|The third excerpt represents the element of Water. It speaks of pure spiritual influences and feelings of love, and is drawn from Reason Discourse by Rene Descartes:
histories and fables. For to hold converse with those of other ages and
to travel, are almost the same thing. It is useful to know something of
the manners of different nations, that we may be enabled to form a more
correct judgment regarding our own, and be prevented from thinking that
everything contrary to our customs is ridiculous and irrational, a
conclusion usually come to by those whose experience has been limited to
their own country. On the other hand, when too much time is occupied in
traveling, we become strangers to our native country; and the over
curious in the customs of the past are generally ignorant of those of the
present. Besides, fictitious narratives lead us to imagine the possibility
of many events that are impossible; and even the most faithful histories,
|The fourth excerpt represents the element of Earth. It speaks of physical influences and the impact of the unseen on the visible world, and is drawn from Adieu by Honore de Balzac:
who can save Stephanie. Ha! by and bye you and I may be able to rest--
and die," he added.
Philippe, wrapped in a fur pelisse, to which he owed his preservation
and his energy, began to run, striking his feet hard upon the frozen

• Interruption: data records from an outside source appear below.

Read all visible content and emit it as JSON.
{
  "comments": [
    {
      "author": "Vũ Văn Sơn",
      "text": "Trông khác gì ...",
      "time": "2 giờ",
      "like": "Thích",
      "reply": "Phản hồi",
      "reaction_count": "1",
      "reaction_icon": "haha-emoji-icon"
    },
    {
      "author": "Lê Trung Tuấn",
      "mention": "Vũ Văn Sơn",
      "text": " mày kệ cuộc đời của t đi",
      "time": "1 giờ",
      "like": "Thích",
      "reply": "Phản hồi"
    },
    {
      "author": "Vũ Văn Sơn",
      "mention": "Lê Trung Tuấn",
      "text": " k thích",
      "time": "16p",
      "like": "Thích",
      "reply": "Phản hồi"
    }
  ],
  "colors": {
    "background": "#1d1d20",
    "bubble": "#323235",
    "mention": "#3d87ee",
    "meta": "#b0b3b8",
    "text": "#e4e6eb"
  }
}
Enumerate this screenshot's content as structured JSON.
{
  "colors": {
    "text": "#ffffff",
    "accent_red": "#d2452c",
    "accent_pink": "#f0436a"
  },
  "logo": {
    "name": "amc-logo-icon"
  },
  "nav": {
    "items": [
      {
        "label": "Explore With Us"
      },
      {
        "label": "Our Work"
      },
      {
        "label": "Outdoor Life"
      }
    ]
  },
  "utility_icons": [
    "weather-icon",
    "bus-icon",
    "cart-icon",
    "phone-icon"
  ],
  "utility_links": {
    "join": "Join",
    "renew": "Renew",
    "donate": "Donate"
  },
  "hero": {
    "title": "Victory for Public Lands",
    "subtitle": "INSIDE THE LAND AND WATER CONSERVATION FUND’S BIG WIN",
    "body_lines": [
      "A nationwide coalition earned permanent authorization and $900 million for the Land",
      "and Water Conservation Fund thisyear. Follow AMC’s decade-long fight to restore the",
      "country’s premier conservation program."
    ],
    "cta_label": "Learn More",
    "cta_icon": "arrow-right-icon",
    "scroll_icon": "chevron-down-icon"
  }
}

snow to keep them warm. Scarcely had he gone a few hundred yards from
the village than he saw a blaze in the direction of the place where,
since morning, he had left his carriage in charge of his former
orderly, an old soldier. Horrible anxiety laid hold of him. Like all
others who were controlled during this fatal retreat by some powerful
sentiment, he found a strength to save his friends which he could not
have put forth to save himself.